BEIJING (Reuters) -China unexpectedly kept its central bank governor and finance minister in their posts at the annual session of the rubber-stamp parliament on Sunday, prioritising continuity as economic challenges loom at home and abroad.
President Xi Jinping, who has been installing allies in key roles in a government reshuffle as he begins a third five-year term, broke with convention to retain Yi Gang, 65, as governor of the People’s Bank of China (PBOC) and Liu Kun, 66, as finance minister. Both men have reached the official retirement age of 65.
Across the slate of appointments, there were fewer changes than anticipated, with most cabinet ministers keeping their posts. However, further announcements are expected in coming weeks as China implements a reorganisation of its financial regulatory structure and other government bodies.
“Opting for continuity in these critical economic roles suggests an emphasis on credibility and stability,” said Mattie Bekink, China director at the Economist Intelligence Corporate Network.
“It is also perhaps a tacit acknowledgment of some of the challenges for Beijing at the moment,” she said. “The real challenge for this third Xi administration is whether it will address structural imbalances in China’s economy and undertake reforms necessary to ensure China’s long-term competitiveness.”
The government has set a 2023 economic growth target of around 5%, up from 3% last year, which was among the weakest performances in decades.
China’s statistics bureau head, Kang Yi, told the parliamentary session on Sunday that China’s economy still contains deep structural “contradictions” and “problems”, according to state media.

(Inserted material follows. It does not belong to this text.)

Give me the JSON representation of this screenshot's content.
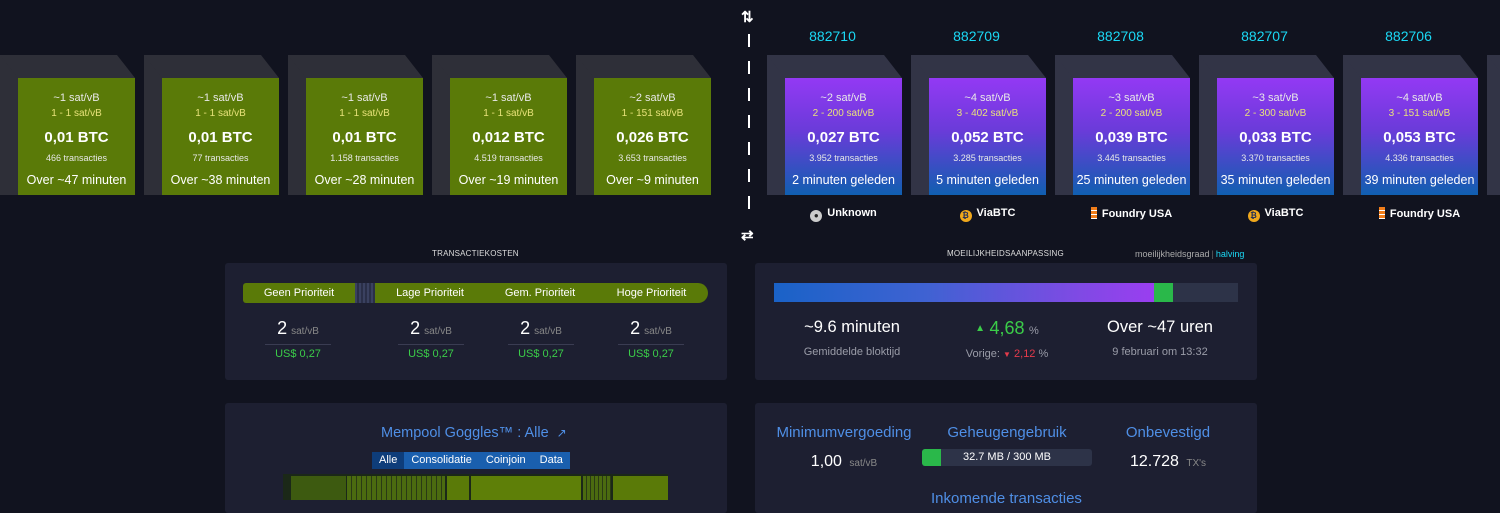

Chinese policymakers face the challenge of getting the economy back on track after three years of COVID-19 restrictions, weak consumer and business sentiment and increasingly adversarial relations with the West, with many global firms looking to hedge their China exposure.
Also on Sunday, China as expected appointed Li Shangfu, who is sanctioned by the United States over the purchase of Russian weapons, as defence minister, and named a slate of four vice premiers, led by Ding Xuexiang, who has long served as Xi’s chief of staff.
The biggest change at the parliament session was the promotion on Saturday of Li Qiang, 63, a longtime Xi confidant, to premier. The former Shanghai Communist Party boss takes a role charged with managing the economy, replacing Li Keqiang, 67, who stepped down after two five-year terms.
“The government sent a positive signal to the market by keeping these senior financial experts in the cabinet,” said Zhang Zhiwei, chief economist at Pinpoint Asset Management.
The U.S.-educated central bank chief Yi, appointed PBOC governor in 2018, had widely been expected to retire after being left off the ruling Communist Party’s Central Committee during the party’s once-in-five-years congress in October.
Analysts had anticipated that once Yi and Liu stepped aside, they would be replaced by people with far less international experience.
“The U.S. side will be much more comfortable with someone like Yi Gang in charge,” said Alfred Wu, assistant professor at the Lee Kuan Yew School of Public Policy at the National University of Singapore.
“It shows China wants to at least have a dialogue with the United States on monetary policy and financial cooperation,” he said.
Sources had told Reuters last month that Zhu Hexin, chairman of state-run financial conglomerate CITIC Group Corp, was likely to succeed Yi as head of the central bank.
The appointments “indicate that the government put professionalism, management and the art of fine-tuning on the front burner when it comes to picking the central bank governor and finance minister, as positions at the helm of core economic departments need tremendous professional skill,” said Sun Fei, an economist.
As expected, Wang Wentao stayed on as commerce minister.
Zheng Shanjie, governor and deputy party secretary of Zhejiang province, was approved to take over as head of the National Development and Reform Commission, the powerful state planner.
The parliamentary session will end on Monday, with Xi expected to give a speech and Li, the new premier, scheduled to hold a televised media conference afterwards.
Reporting by Joe Cash; Additional reporting by Qiaoyi Li and Yew Lun Tian; Editing by Tony Munroe and William Mallard